» **Your objective**: Each entry that follows is to be copied exactly, minus any pictures.

** Source material follows **

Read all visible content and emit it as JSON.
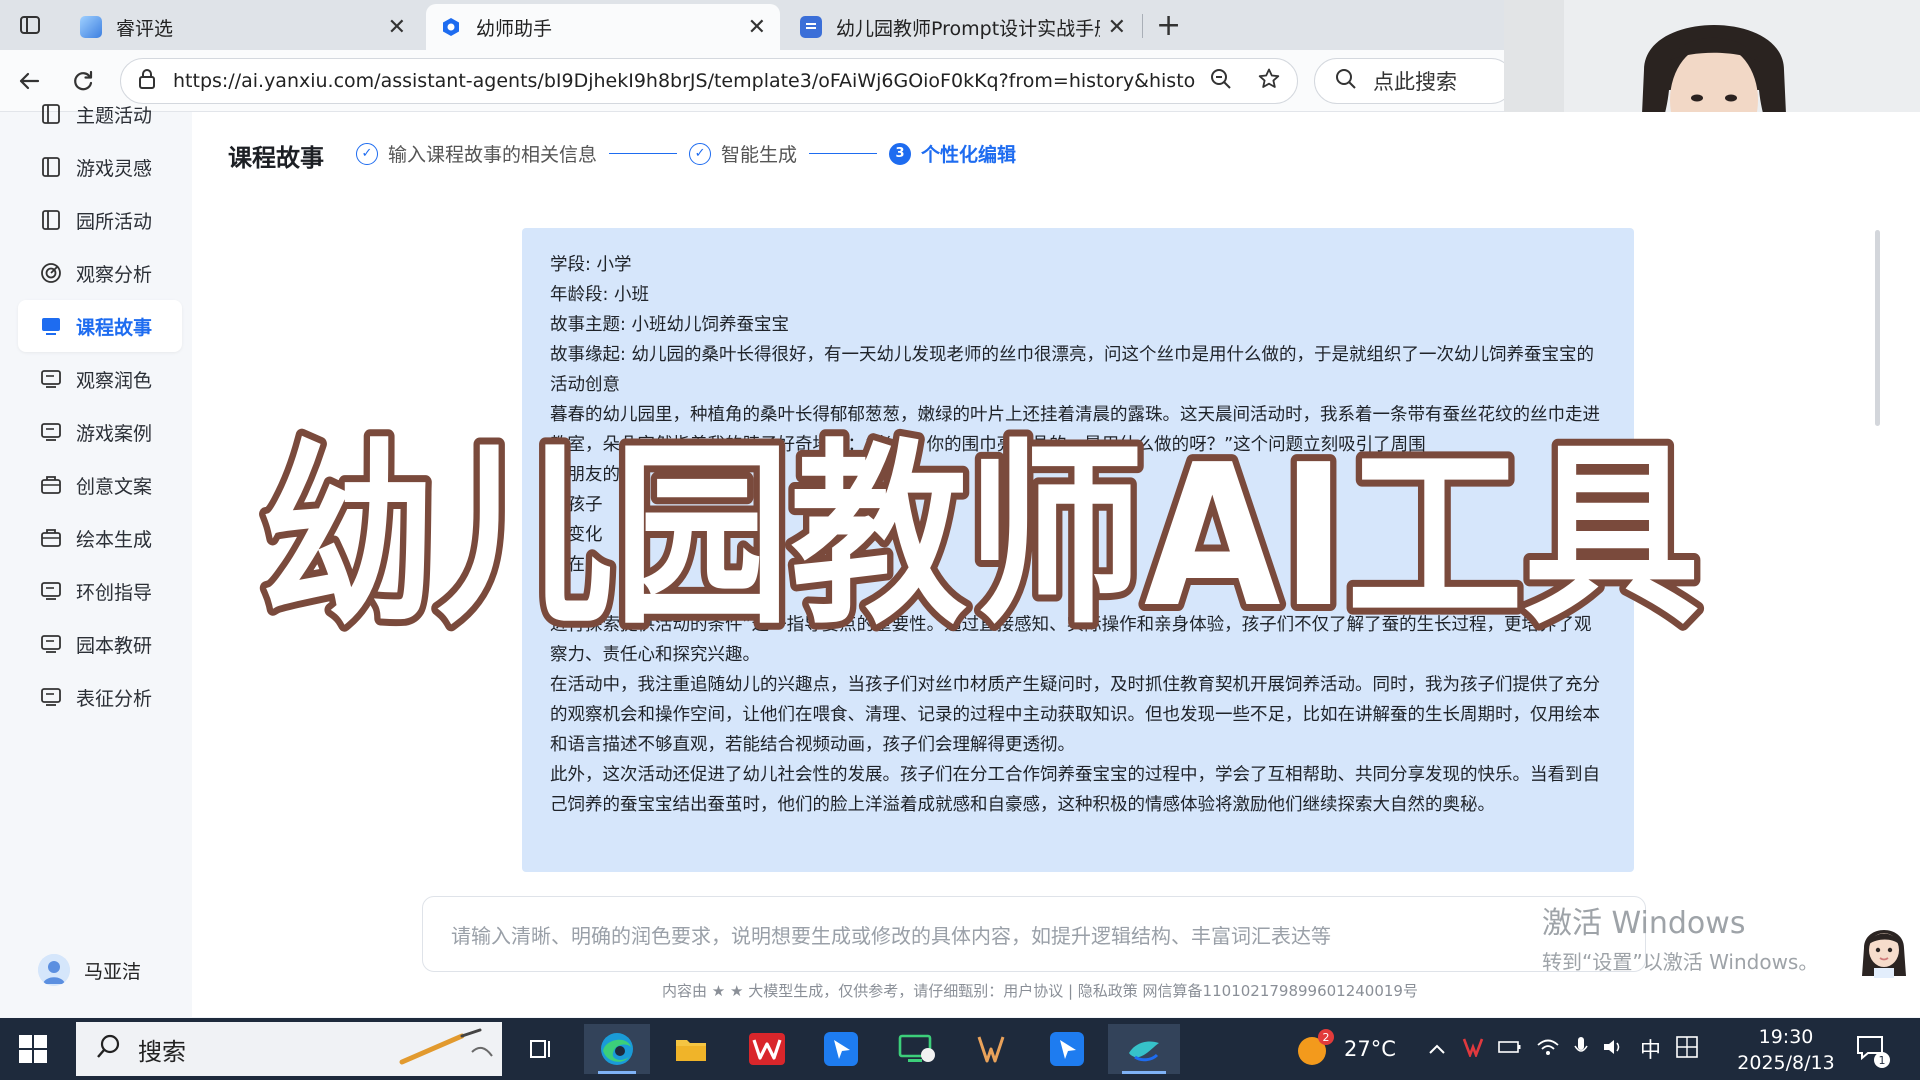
{
  "browser": {
    "tabs": [
      {
        "label": "睿评选",
        "active": false
      },
      {
        "label": "幼师助手",
        "active": true
      },
      {
        "label": "幼儿园教师Prompt设计实战手册",
        "active": false
      }
    ],
    "url": "https://ai.yanxiu.com/assistant-agents/bI9DjhekI9h8brJS/template3/oFAiWj6GOioF0kKq?from=history&histor...",
    "search_placeholder": "点此搜索"
  },
  "sidebar": {
    "items": [
      {
        "label": "主题活动",
        "icon": "book-icon"
      },
      {
        "label": "游戏灵感",
        "icon": "book-icon"
      },
      {
        "label": "园所活动",
        "icon": "book-icon"
      },
      {
        "label": "观察分析",
        "icon": "target-icon"
      },
      {
        "label": "课程故事",
        "icon": "monitor-icon",
        "active": true
      },
      {
        "label": "观察润色",
        "icon": "monitor-icon"
      },
      {
        "label": "游戏案例",
        "icon": "monitor-icon"
      },
      {
        "label": "创意文案",
        "icon": "briefcase-icon"
      },
      {
        "label": "绘本生成",
        "icon": "briefcase-icon"
      },
      {
        "label": "环创指导",
        "icon": "monitor-icon"
      },
      {
        "label": "园本教研",
        "icon": "monitor-icon"
      },
      {
        "label": "表征分析",
        "icon": "monitor-icon"
      }
    ],
    "user_name": "马亚洁"
  },
  "main": {
    "title": "课程故事",
    "steps": [
      {
        "label": "输入课程故事的相关信息",
        "state": "done"
      },
      {
        "label": "智能生成",
        "state": "done"
      },
      {
        "label": "个性化编辑",
        "state": "current",
        "number": "3"
      }
    ],
    "content": [
      "学段: 小学",
      "年龄段: 小班",
      "故事主题: 小班幼儿饲养蚕宝宝",
      "故事缘起: 幼儿园的桑叶长得很好，有一天幼儿发现老师的丝巾很漂亮，问这个丝巾是用什么做的，于是就组织了一次幼儿饲养蚕宝宝的活动创意",
      "暮春的幼儿园里，种植角的桑叶长得郁郁葱葱，嫩绿的叶片上还挂着清晨的露珠。这天晨间活动时，我系着一条带有蚕丝花纹的丝巾走进教室，朵朵突然指着我的脖子好奇地问：“老师，你的围巾亮晶晶的，是用什么做的呀？”这个问题立刻吸引了周围",
      "小朋友的",
      "着孩子",
      "、变化",
      "们在亲",
      "进行探索提供活动的条件”这一指导要点的重要性。通过直接感知、实际操作和亲身体验，孩子们不仅了解了蚕的生长过程，更培养了观察力、责任心和探究兴趣。",
      "在活动中，我注重追随幼儿的兴趣点，当孩子们对丝巾材质产生疑问时，及时抓住教育契机开展饲养活动。同时，我为孩子们提供了充分的观察机会和操作空间，让他们在喂食、清理、记录的过程中主动获取知识。但也发现一些不足，比如在讲解蚕的生长周期时，仅用绘本和语言描述不够直观，若能结合视频动画，孩子们会理解得更透彻。",
      "此外，这次活动还促进了幼儿社会性的发展。孩子们在分工合作饲养蚕宝宝的过程中，学会了互相帮助、共同分享发现的快乐。当看到自己饲养的蚕宝宝结出蚕茧时，他们的脸上洋溢着成就感和自豪感，这种积极的情感体验将激励他们继续探索大自然的奥秘。"
    ],
    "input_placeholder": "请输入清晰、明确的润色要求，说明想要生成或修改的具体内容，如提升逻辑结构、丰富词汇表达等",
    "footer": "内容由 ★ ★ 大模型生成，仅供参考，请仔细甄别：用户协议 | 隐私政策 网信算备110102179899601240019号"
  },
  "watermark": {
    "line1": "激活 Windows",
    "line2": "转到“设置”以激活 Windows。"
  },
  "overlay_title": "幼儿园教师AI工具",
  "taskbar": {
    "search_label": "搜索",
    "weather": "27°C",
    "weather_badge": "2",
    "ime": "中",
    "time": "19:30",
    "date": "2025/8/13",
    "notification_count": "1"
  },
  "colors": {
    "accent": "#1e6cf0",
    "content_bg": "#d6e6fb",
    "overlay_fill": "#ffffff",
    "overlay_stroke": "#7a4a3c",
    "taskbar": "#1e2a3c"
  }
}
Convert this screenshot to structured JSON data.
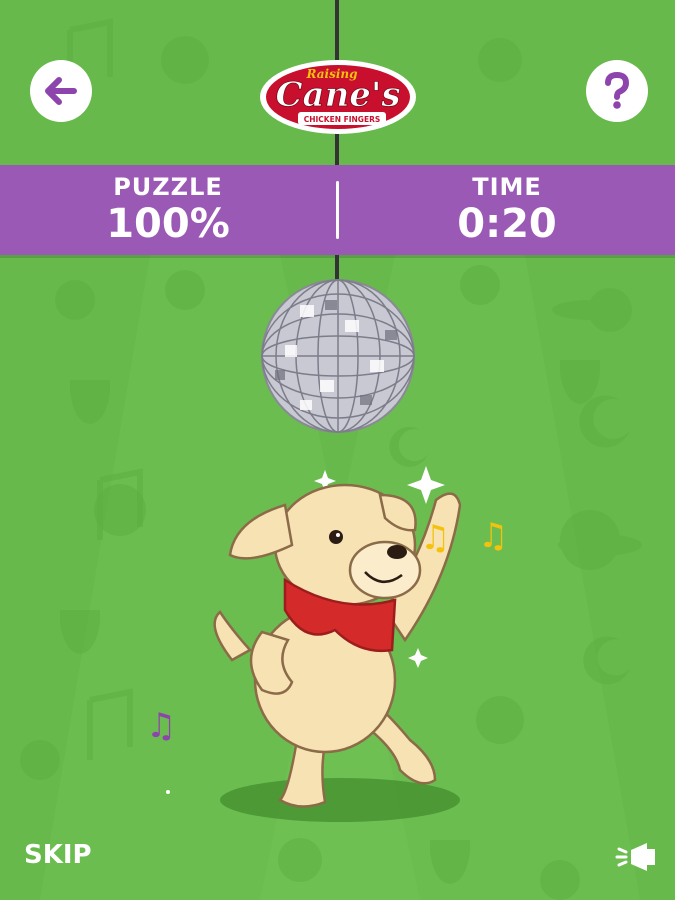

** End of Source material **

» **Response to the task**:
Read all visible content and emit it as JSON.
{
  "browser": {
    "tabs": [
      {
        "label": "睿评选",
        "active": false
      },
      {
        "label": "幼师助手",
        "active": true
      },
      {
        "label": "幼儿园教师Prompt设计实战手册",
        "active": false
      }
    ],
    "url": "https://ai.yanxiu.com/assistant-agents/bI9DjhekI9h8brJS/template3/oFAiWj6GOioF0kKq?from=history&histor...",
    "search_placeholder": "点此搜索"
  },
  "sidebar": {
    "items": [
      {
        "label": "主题活动",
        "icon": "book-icon"
      },
      {
        "label": "游戏灵感",
        "icon": "book-icon"
      },
      {
        "label": "园所活动",
        "icon": "book-icon"
      },
      {
        "label": "观察分析",
        "icon": "target-icon"
      },
      {
        "label": "课程故事",
        "icon": "monitor-icon",
        "active": true
      },
      {
        "label": "观察润色",
        "icon": "monitor-icon"
      },
      {
        "label": "游戏案例",
        "icon": "monitor-icon"
      },
      {
        "label": "创意文案",
        "icon": "briefcase-icon"
      },
      {
        "label": "绘本生成",
        "icon": "briefcase-icon"
      },
      {
        "label": "环创指导",
        "icon": "monitor-icon"
      },
      {
        "label": "园本教研",
        "icon": "monitor-icon"
      },
      {
        "label": "表征分析",
        "icon": "monitor-icon"
      }
    ],
    "user_name": "马亚洁"
  },
  "main": {
    "title": "课程故事",
    "steps": [
      {
        "label": "输入课程故事的相关信息",
        "state": "done"
      },
      {
        "label": "智能生成",
        "state": "done"
      },
      {
        "label": "个性化编辑",
        "state": "current",
        "number": "3"
      }
    ],
    "content": [
      "学段: 小学",
      "年龄段: 小班",
      "故事主题: 小班幼儿饲养蚕宝宝",
      "故事缘起: 幼儿园的桑叶长得很好，有一天幼儿发现老师的丝巾很漂亮，问这个丝巾是用什么做的，于是就组织了一次幼儿饲养蚕宝宝的活动创意",
      "暮春的幼儿园里，种植角的桑叶长得郁郁葱葱，嫩绿的叶片上还挂着清晨的露珠。这天晨间活动时，我系着一条带有蚕丝花纹的丝巾走进教室，朵朵突然指着我的脖子好奇地问：“老师，你的围巾亮晶晶的，是用什么做的呀？”这个问题立刻吸引了周围",
      "小朋友的",
      "着孩子",
      "、变化",
      "们在亲",
      "进行探索提供活动的条件”这一指导要点的重要性。通过直接感知、实际操作和亲身体验，孩子们不仅了解了蚕的生长过程，更培养了观察力、责任心和探究兴趣。",
      "在活动中，我注重追随幼儿的兴趣点，当孩子们对丝巾材质产生疑问时，及时抓住教育契机开展饲养活动。同时，我为孩子们提供了充分的观察机会和操作空间，让他们在喂食、清理、记录的过程中主动获取知识。但也发现一些不足，比如在讲解蚕的生长周期时，仅用绘本和语言描述不够直观，若能结合视频动画，孩子们会理解得更透彻。",
      "此外，这次活动还促进了幼儿社会性的发展。孩子们在分工合作饲养蚕宝宝的过程中，学会了互相帮助、共同分享发现的快乐。当看到自己饲养的蚕宝宝结出蚕茧时，他们的脸上洋溢着成就感和自豪感，这种积极的情感体验将激励他们继续探索大自然的奥秘。"
    ],
    "input_placeholder": "请输入清晰、明确的润色要求，说明想要生成或修改的具体内容，如提升逻辑结构、丰富词汇表达等",
    "footer": "内容由 ★ ★ 大模型生成，仅供参考，请仔细甄别：用户协议 | 隐私政策 网信算备110102179899601240019号"
  },
  "watermark": {
    "line1": "激活 Windows",
    "line2": "转到“设置”以激活 Windows。"
  },
  "overlay_title": "幼儿园教师AI工具",
  "taskbar": {
    "search_label": "搜索",
    "weather": "27°C",
    "weather_badge": "2",
    "ime": "中",
    "time": "19:30",
    "date": "2025/8/13",
    "notification_count": "1"
  },
  "colors": {
    "accent": "#1e6cf0",
    "content_bg": "#d6e6fb",
    "overlay_fill": "#ffffff",
    "overlay_stroke": "#7a4a3c",
    "taskbar": "#1e2a3c"
  }
}
Convert this screenshot to structured JSON data.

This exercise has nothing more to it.